It got a rave from Ben Brantley and the cast is mouth-watering. But could American Repertory Theater's production of Tennessee Williams' The Glass Menagerie – directed by Tony Award winner John Tiffany (Once) and starring two-time Tony winner Cherry Jones (Doubt), Theater World Award winner Zachary Quinto (Angels in America), Tony nominee Celia Keenan-Bolger (Peter and the Starcatcher), and Brian J. Smith (The Columnist) – actually transfer to Broadway? Will it be this season? Where could it go?
Those are the questions. Here is the speculation.
In an article published February 19, The New York Times theater beat reporter Patrick Healy revealed that many "theater producers and investors," including producer Jeffrey Richards (who transferred ART's Tony-winning revival of The Gershwins' Porgy and Bess to Broadway last season) have been to see the show.

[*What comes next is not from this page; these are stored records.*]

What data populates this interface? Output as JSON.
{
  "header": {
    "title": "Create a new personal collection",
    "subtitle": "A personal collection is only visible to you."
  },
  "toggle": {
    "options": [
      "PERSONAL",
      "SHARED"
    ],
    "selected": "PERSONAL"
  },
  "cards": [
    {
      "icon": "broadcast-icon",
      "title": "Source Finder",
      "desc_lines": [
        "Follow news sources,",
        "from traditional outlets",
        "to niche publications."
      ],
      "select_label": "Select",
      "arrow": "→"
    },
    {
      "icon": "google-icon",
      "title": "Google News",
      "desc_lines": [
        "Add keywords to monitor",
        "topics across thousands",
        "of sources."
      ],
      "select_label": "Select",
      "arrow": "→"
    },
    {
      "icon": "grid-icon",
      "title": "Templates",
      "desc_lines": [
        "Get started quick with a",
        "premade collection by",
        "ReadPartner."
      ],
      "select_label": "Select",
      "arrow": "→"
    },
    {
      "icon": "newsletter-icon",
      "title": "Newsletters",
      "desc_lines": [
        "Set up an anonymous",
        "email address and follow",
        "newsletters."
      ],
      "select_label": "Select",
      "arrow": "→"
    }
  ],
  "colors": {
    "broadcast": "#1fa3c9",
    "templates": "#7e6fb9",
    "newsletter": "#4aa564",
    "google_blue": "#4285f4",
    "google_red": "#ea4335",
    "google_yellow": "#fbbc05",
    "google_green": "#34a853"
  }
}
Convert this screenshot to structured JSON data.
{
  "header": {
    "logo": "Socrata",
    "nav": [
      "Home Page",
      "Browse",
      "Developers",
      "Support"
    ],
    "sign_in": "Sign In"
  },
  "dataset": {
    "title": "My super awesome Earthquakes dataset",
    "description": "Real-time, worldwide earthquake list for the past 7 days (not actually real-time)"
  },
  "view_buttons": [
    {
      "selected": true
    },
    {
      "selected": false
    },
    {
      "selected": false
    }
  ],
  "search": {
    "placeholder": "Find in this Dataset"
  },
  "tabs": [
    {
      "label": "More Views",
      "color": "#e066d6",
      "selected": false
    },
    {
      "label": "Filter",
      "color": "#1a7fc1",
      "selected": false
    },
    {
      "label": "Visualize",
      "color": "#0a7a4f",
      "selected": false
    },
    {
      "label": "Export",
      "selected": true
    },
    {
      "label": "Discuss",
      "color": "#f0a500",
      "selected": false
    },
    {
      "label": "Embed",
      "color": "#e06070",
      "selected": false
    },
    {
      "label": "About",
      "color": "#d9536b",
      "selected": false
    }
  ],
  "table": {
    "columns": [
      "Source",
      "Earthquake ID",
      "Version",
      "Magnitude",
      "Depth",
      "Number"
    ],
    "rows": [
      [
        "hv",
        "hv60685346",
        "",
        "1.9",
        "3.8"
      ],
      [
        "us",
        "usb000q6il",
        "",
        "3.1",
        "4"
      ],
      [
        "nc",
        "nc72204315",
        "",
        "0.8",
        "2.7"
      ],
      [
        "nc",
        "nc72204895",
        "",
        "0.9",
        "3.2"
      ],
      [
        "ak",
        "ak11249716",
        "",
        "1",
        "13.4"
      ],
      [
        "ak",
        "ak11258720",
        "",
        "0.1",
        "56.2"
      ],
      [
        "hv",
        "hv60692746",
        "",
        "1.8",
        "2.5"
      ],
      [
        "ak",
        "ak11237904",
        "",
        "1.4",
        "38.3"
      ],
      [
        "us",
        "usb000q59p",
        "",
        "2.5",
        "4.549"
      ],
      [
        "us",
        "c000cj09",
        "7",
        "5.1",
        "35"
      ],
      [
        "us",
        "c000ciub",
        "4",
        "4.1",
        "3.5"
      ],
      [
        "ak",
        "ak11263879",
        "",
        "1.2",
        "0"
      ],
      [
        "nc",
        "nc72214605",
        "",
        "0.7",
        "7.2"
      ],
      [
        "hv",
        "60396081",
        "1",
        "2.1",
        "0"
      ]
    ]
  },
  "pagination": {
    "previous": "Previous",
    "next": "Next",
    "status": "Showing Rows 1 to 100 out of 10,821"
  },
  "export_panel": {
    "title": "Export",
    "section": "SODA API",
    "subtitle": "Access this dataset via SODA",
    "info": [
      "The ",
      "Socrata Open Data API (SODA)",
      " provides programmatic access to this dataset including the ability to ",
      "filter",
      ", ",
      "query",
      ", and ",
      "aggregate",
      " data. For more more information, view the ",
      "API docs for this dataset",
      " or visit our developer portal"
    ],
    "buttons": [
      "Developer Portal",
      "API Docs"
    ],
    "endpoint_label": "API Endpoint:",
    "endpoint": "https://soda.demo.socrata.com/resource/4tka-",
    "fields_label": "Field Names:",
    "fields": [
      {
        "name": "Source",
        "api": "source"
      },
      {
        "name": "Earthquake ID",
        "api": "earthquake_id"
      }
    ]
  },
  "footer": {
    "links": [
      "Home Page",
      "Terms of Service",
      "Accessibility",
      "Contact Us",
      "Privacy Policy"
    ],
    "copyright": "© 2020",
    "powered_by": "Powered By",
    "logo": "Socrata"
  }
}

The final performance of The Glass Menagerie in Massachusetts is set for March 17. In order to be eligible for this season's Tony Awards, the show must transfer to Broadway before an unspecified cut-off date at the end of April. This is theoretically possible, but, like most New York real estate, the housing situation is tight.
Currently, there are only four commercial theaters that haven't announced tenants for the spring, summer, or fall:
The St. James Theatre (over 1600 seats)
Tennessee Williams has not had good luck with the St. James. In 1973, A Streetcar Named Desire played 6 previews and 53 performances. In 1977, Vieux Carré played 11 previews and 6 performances. A.R.T.'s acclaimed Glass Menagerie could stop the slump, but the three-tiered house, known primarily as a venue for musicals, would very likely rob the play of the intimacy that, noted by most reviewers, makes it so special.
The Longacre Theatre (1091 seats)
Great location (West 48th Street) and high visibility (right off Times Square).The three-levels of seating might prove a bit too large, but the theater's inherent intimacy (even the last row of the second balcony feels close to the stage) means that the production's haunting qualities wouldn't be lost to the heavens.
The Belasco Theatre (1016 seats)
The three-tiered Belasco, lovingly renovated and allegedly haunted by the ghosts of former owner David Belasco and a woman in a blue dress, is the perfect location for a drama where the characters on stage are the spectral presences in the mind of narrator Tom Wingfield.
The Circle in the Square Theatre (776 seats)
At just under 800 seats, audience members have the opportunity to be directly in Cherry Jones and Zachary Quinto's laps. Not only that, The Glass Menagerie has already played there (a 1975 revival starred Maureen Stapleton and Rip Torn). Plus, a 360-degree view of the dark, reflecting pool of liquid surrounding the stage would heighten the impact of Bob Crowley's ethereal design.
Your move, Glass Menagerie.